» **WHAT YOU HAVE TO DO**
Go through the lines of the material and count the ones with the word "async". Give that count alone.

» **EXTRACTED ENTRIES**

_ _ _ _ _ _ _

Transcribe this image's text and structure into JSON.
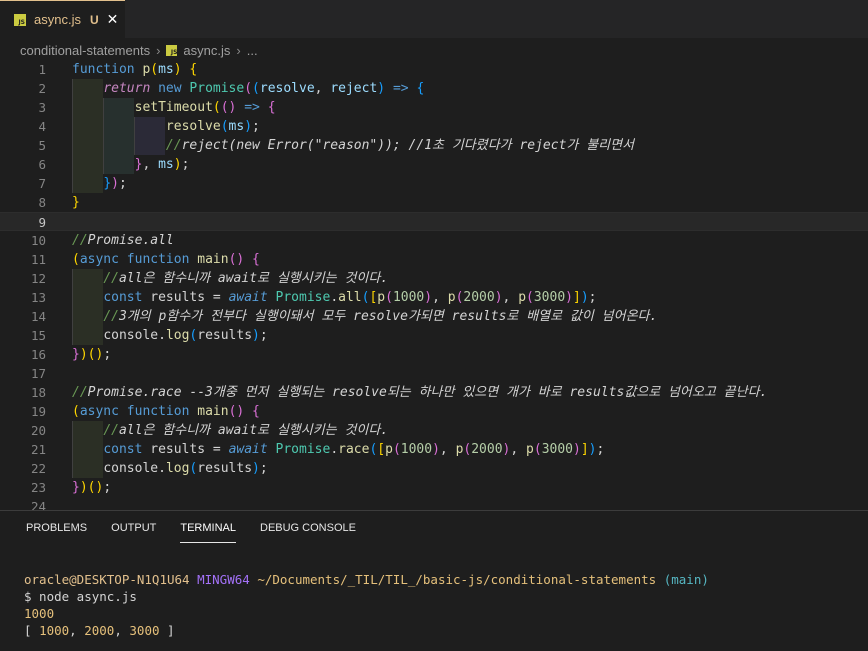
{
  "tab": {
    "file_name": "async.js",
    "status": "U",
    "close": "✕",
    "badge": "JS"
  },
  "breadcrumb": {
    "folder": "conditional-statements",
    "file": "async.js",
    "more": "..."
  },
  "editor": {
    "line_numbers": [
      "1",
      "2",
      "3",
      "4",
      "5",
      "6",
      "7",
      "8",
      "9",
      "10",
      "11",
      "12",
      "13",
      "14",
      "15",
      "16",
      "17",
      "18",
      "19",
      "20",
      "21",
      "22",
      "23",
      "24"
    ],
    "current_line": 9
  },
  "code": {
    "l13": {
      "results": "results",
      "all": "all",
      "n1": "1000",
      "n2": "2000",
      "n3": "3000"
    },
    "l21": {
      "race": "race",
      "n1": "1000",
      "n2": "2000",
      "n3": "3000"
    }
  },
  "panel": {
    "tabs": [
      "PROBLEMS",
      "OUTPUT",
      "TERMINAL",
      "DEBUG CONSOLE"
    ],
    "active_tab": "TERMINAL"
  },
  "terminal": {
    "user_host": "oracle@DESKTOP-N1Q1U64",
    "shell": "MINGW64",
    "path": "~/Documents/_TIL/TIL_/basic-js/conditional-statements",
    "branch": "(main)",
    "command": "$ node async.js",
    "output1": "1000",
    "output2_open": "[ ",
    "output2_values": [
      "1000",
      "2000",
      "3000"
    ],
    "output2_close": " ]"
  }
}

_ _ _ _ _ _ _

» **COMPLETED EXERCISE**
3